Before 1947 no one of color had ever played an inning in Major League baseball. Jackie Robinson was chosen by Brooklyn Dodgers general manager Branch Rickey to break the color barrier. Over his career, Robinson endured vicious racial hatred from fans, opposing players, and even players on his own team. His courage, moral fortitude, and outstanding play on the field led to his acceptance into the baseball world and opened the door for stars such as Willie Mays, Hank Aaron, Frank Robinson, and others who thrilled the sports world in the decades that followed.
The end of World War II brought major league baseball back, as many of the stars such as Ted Williams and Bob Feller missed multiple seasons fighting for their country. Baseball had its stars back, but it was still missing one thing - no one of color was playing in the major leagues. Blacks could fight and die in the military albeit in a segregated military, but they could not play major league baseball.
Visionary general manager Branch Rickey of the Brooklyn Dodgers thought it was time to break the color barrier, and in 1945 he signed Jackie Robinson who would become baseball's first player of color. Rickey felt there were many players in the Negro leagues skilled enough to play in the major leagues, but chose Robinson also because of his temperament. He knew Robinson would face racist taunts and hostility from both the fans and his fellow players.
On April 15, 1947 Robinson made his major league debut at Ebbets Field in Brooklyn. He had to deal with his own teammates, some who refused to play alongside him. He had to deal with rival teams yelling racial slurs and often trying to take him out on the basepaths. And he had to deal with who shouted the worst kind of racial slurs imaginable. Rickey had instructed Robinson to turn the other cheek, and that he did. Robinson had a terrific rookie season and was awarded Rookie of the Year.

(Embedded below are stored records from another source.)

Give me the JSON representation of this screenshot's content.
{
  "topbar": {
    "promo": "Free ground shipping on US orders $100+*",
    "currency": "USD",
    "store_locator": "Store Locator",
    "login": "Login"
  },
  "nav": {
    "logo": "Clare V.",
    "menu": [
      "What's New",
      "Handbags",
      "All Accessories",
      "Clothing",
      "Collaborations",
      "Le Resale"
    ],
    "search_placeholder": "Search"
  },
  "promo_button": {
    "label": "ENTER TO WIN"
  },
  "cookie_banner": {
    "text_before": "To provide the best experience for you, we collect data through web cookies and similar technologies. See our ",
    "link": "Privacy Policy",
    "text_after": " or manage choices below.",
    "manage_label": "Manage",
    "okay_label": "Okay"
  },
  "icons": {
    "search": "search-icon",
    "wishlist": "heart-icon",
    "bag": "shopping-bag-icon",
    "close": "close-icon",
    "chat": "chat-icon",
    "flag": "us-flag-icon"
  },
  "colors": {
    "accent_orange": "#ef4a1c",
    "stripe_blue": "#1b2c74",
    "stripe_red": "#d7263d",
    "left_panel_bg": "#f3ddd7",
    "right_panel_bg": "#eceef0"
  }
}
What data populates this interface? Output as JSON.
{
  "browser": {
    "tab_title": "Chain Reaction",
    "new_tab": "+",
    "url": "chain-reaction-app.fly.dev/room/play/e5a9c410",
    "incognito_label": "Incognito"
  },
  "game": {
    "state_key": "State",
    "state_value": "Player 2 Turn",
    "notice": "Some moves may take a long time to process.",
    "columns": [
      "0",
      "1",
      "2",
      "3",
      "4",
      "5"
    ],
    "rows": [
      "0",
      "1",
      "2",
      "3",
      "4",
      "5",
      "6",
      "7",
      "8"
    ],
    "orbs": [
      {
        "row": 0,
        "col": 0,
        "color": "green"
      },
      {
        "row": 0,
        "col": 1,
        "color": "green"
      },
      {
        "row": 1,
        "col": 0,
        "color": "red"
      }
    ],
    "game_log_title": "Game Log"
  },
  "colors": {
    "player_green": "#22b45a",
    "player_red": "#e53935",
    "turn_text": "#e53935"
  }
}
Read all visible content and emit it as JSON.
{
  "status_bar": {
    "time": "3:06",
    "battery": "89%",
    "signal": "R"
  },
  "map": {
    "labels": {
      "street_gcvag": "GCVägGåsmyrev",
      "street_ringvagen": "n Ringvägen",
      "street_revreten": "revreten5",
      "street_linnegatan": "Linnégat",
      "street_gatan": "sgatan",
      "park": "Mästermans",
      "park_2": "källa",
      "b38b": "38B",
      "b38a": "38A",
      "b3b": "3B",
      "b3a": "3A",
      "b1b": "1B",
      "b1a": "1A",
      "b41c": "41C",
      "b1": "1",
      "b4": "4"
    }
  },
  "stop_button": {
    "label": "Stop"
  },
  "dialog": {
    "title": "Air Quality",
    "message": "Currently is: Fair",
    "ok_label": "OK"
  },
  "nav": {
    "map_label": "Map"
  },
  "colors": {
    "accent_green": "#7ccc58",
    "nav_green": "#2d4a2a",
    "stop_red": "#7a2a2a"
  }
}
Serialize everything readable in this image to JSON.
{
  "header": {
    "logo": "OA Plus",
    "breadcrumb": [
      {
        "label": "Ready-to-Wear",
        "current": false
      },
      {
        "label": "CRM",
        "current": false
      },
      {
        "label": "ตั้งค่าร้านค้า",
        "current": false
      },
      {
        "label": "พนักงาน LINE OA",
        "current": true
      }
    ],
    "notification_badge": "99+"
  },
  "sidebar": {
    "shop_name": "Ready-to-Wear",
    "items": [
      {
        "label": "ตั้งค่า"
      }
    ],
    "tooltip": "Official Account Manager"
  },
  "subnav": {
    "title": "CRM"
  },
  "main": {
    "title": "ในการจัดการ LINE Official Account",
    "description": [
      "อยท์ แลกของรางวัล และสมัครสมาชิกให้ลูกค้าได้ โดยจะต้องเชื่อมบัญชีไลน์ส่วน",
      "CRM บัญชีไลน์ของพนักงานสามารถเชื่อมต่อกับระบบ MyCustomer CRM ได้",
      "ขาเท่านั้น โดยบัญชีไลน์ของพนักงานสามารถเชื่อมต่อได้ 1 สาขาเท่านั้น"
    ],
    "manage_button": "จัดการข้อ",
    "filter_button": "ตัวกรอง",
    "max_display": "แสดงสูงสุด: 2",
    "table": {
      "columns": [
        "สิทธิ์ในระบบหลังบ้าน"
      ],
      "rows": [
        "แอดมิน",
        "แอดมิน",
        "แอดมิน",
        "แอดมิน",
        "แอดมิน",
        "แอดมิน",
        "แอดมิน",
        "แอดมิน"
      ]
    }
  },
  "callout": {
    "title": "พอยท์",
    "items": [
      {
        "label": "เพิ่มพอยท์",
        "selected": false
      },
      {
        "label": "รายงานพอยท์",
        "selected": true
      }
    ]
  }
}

Some of Robinson's teammates embraced him right away. Pee Wee Reese the Dodger shortstop was known to have stood by Robinson in the midst of the racial slurs. Bobby Bragen, the Dodgers' second-string catcher, at first was one of a group of white players, largely from the American South, who signed a petition protesting Robinson's presence. But Bragan quickly relented. "After just one road trip, I saw the quality of Jackie the man and the player," Bragan told mlb.com in 2005. "I told Mr. Rickey I had changed my mind and I was honored to be a teammate of Jackie Robinson." When Bragan attended Rickey's funeral in 1965, he stated that he decided to attend because, "Branch Rickey made me a better man."
Robinson played 9 more seasons for the Dodgers, winning the MVP twice and helping the Dodgers to a World Series win. More importantly Robinson led the way for more players of color to come into the game. If Jackie Robinson hadn't been so brave to break the color barrier, we might not have seen Willie Mays, Hank Aaron, Ernie Banks, Roberto Clemente, and Frank Robinson in the 1950s and 1960s. All had to put up with the racism that was still percolating in America. In addition, while the color barrier was broken on the field, it took until 1975, 3 years after Robinson passed way, before baseball had a black manager.
What was wrong with these people? For years before Robinson, it was obvious that players in the Negro leagues were just as good as major leaguers. Because of racism, two of the greatest Negro leagues Satchell Page and Josh Gibson never got a chance in the major leagues. Josh Gibson died before he saw any player of color play in the majors. Satchel Paige finally got a chance to play for the Cleveland Indians at age 42 well past his prime. He could have been one of the greatest pitchers ever, and in 1971 Paige was elected to baseball's hall of fame. Giving Paige a chance late in his career and inducting him to the Hall of Fame are partial remorse from Major League Baseball for keeping the doors closed for so long for black players.